● **Source information**

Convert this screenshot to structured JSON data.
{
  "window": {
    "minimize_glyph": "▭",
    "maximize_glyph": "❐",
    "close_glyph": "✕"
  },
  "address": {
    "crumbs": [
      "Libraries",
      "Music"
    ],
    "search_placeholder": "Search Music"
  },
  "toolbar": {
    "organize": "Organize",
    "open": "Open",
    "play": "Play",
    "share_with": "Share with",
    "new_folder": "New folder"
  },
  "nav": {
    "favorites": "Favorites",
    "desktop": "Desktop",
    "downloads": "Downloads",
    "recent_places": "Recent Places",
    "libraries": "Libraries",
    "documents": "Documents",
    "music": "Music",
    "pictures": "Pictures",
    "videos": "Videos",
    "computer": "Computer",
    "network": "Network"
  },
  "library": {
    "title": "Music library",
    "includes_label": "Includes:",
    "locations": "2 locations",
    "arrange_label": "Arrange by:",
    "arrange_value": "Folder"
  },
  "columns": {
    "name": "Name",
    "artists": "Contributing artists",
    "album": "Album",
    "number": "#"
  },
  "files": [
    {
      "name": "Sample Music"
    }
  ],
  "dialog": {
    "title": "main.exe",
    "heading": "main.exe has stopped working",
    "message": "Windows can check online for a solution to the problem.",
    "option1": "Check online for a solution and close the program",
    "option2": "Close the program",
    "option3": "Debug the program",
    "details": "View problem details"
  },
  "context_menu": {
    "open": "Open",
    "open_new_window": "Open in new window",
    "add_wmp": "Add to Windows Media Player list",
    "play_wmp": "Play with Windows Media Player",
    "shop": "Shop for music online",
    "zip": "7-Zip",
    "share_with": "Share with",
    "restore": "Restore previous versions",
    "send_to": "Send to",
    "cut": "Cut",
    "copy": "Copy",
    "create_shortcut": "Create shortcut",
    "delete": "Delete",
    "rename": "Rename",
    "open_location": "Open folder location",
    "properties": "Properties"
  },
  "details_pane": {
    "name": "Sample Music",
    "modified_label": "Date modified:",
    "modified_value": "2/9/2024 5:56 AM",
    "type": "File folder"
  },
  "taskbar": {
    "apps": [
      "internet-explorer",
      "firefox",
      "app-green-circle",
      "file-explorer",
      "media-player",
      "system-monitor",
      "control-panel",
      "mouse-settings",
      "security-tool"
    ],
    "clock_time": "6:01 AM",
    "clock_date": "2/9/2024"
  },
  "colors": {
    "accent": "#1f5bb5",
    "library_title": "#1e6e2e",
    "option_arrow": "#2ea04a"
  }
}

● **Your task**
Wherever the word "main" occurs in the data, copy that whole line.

● **Task result**
    "title": "main.exe",
    "heading": "main.exe has stopped working",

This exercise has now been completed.